It may safely be concluded that the CLA promotes lean muscle mass and decreases deposition of excess fat in the body, thus promoting weight loss in the consumers at the recommended level.

CLA and Anti cancer properties

Interest in CLA as an anticarcinogen stemmed from the original observation by Pariza and  colleagues that both raw and grilled ground beef contained a component that could inhibit mutagenesis. The inhibitor, which was later shown to possess anticarcinogenic properties, was purified and identified as four isomers of linoleic acid with conjugated diene unsaturations. Dietary studies with rat mammary tumor models have established CLA as a potent anticarcinogen. Supplementation of a basal diet with 0.5, 1.0 or 1.5% CLA resulted in a reduction of tumor incidence of 17, 42 and 50%, respectively. Dietary CLA inhibited local tumor growth by 73% and prevented metastatic spread to the lungs, peripheral blood and bone marrow. In cell culture studies, physiological concentrations of CLA inhibited the proliferation of human malignant melanoma colorectal and breast cancer cells. In contrast, linoleic acid had no inhibitory effects on the cell lines.

Mechanisms by which CLA affects carcinogenesis are largely unresolved and may vary for different sites, age, duration of exposure and stage of carcinogenesis. Various studies suggest that CLA may act by antioxidant mechanisms, pro-oxidant cytotoxicity, inhibition of nucleotide synthesis, reduction of proliferative activity and inhibition of both DNA-adduct formation and carcinogen activation.

CLA and Modulation of Immune Response

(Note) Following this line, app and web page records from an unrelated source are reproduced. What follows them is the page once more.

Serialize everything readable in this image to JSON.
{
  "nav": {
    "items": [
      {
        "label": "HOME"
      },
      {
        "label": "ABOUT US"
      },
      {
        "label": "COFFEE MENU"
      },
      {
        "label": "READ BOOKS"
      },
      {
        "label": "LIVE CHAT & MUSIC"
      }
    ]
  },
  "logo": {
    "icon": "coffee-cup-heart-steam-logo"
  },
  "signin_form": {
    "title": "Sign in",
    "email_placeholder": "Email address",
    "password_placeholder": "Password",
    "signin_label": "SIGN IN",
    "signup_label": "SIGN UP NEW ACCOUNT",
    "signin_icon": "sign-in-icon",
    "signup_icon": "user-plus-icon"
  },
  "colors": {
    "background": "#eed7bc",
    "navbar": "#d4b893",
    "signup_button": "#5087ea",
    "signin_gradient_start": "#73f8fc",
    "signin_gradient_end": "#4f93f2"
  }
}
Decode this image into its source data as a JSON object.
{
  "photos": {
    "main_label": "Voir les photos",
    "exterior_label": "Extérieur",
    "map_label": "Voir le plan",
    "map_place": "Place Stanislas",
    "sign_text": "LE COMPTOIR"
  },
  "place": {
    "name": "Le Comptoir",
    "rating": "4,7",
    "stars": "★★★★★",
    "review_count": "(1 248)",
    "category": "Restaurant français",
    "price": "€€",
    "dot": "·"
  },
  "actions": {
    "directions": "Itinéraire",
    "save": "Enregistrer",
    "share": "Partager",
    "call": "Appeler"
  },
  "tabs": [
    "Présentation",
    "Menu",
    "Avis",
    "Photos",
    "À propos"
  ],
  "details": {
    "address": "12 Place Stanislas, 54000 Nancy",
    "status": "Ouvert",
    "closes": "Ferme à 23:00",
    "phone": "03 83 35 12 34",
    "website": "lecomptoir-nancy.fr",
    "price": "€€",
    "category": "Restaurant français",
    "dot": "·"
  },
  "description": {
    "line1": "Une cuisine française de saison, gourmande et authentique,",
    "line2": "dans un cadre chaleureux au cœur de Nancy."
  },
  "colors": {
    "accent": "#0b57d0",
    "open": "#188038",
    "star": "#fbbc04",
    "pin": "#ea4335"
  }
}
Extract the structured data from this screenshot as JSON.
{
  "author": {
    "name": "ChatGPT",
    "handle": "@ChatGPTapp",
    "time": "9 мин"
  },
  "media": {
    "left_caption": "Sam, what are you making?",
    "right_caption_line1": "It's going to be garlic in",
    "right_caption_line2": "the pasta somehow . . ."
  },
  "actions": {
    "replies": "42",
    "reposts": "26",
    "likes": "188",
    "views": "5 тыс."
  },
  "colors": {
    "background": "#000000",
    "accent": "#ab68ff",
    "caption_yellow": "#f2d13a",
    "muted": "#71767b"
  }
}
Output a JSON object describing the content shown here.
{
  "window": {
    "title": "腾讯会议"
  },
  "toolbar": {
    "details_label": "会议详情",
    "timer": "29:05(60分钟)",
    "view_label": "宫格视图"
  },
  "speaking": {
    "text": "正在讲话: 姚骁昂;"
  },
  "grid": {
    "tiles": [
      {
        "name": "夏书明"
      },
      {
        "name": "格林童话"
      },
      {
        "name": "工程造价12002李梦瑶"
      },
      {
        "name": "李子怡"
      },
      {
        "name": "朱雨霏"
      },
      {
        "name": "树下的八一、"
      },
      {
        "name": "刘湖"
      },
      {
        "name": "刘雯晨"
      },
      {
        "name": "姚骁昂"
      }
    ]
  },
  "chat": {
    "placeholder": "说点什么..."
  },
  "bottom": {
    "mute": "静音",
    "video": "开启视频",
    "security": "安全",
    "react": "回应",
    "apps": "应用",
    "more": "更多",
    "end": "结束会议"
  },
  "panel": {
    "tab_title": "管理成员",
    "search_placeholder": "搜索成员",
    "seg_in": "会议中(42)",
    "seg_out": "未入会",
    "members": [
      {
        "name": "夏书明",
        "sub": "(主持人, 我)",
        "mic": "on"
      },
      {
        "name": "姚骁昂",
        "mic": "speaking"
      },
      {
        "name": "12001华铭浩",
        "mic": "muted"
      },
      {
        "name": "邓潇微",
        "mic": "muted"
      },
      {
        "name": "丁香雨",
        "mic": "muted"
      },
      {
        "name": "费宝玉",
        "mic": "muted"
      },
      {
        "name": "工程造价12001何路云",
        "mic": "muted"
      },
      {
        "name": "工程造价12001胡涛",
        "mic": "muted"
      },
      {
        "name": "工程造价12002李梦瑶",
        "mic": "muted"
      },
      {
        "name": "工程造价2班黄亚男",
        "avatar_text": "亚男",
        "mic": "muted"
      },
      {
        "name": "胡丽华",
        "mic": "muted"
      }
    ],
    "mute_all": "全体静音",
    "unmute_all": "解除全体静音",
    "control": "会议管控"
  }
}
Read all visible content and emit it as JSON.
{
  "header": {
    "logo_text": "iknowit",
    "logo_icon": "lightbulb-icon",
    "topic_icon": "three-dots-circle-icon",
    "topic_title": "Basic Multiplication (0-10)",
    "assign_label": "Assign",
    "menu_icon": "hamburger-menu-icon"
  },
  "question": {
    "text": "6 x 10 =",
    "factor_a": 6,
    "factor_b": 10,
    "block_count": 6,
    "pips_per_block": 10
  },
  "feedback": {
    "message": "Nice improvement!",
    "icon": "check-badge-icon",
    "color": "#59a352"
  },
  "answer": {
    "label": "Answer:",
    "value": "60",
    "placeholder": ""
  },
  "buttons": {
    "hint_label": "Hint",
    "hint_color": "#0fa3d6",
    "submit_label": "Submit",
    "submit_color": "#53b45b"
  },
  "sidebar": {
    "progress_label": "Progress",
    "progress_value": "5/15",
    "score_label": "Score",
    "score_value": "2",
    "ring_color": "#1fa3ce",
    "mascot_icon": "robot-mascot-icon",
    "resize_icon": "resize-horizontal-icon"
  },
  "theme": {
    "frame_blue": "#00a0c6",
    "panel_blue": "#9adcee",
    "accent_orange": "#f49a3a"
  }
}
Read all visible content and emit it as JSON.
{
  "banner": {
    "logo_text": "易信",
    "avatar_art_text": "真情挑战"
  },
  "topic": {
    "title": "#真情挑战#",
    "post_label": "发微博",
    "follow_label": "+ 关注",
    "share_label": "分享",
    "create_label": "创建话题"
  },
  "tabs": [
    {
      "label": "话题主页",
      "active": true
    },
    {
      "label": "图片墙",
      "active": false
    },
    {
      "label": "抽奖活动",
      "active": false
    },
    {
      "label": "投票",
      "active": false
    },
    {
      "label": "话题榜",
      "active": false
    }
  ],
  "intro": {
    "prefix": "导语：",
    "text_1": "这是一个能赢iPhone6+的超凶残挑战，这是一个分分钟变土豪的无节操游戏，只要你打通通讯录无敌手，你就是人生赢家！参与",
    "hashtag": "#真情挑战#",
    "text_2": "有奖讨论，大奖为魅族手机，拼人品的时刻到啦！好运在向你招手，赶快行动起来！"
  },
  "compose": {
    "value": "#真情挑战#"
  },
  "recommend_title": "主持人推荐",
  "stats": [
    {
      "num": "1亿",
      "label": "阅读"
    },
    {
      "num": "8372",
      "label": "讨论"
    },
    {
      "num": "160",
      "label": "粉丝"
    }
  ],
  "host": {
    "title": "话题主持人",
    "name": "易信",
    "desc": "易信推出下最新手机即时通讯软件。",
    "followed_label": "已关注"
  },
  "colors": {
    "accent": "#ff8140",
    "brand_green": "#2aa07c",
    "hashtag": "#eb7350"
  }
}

Considerable evidence indicates that aging is associated with a decline in the immune response in mammals and that intervention with antioxidant nutrients (e.g. Vitamin E, beta carotene and glutathione) can enhance the immune response in rodents and humans. Based on the well documented antioxidant properties of CLA, it is hypothesized that this LA isomer may have an impact on the immune response in aging mammalian species. Chicks fed CLA and injected with the endotoxin lipopolysaccharide (LPS)  continued to grow, whereas those not fed CLA either failed to grow or lost weight following LPS injection. In addition, dietary CLA enhanced the phytohemagglutinin response and alleviated the catabolic effect of immune stimulation in rats. Conjugated LA-supplemented young mice had significantly higher splenocyte interleukin-2 production than those fed the control diet. These findings suggest that CLA is effective in preventing the catabolic effect of immune stimulation, and possesses a potent immunostimulatory effect in mammalian species. The potential of preventing the catabolic losses without affecting the generation of adaptive immunity could provide benefit to growth and development.

To conclude, the potential health benefits arising from CLA consumption, there is a considerable research effort directed to increasing the CLA content of milk and meat products. Conjugated linoleic acid is an intermediate in the biohydrogenation of linoleic acid by rumen bacteria with potent anticarcinogenic, antiatherogenic and antidiebetogenic actions in rodents and humans. Experiments using several animal models indicate that dietary CLA is a potent nutrient partitioning agent that favors lean tissue deposition over body fat accumulation. Additionally, dietary CLA alleviates the catabolic response to immune stimulation, which could provide benefit to growth and development. While exact mechanisms by which CLA exerts its beneficial health and growth promoting effects are not fully elucidated, current experimental evidence indicates that dietary CLA is more than an anticancer factor and may provide a novel nutritional strategy for improving food, cow milk and carcass characteristics through dietary management that is readily applicable to producers.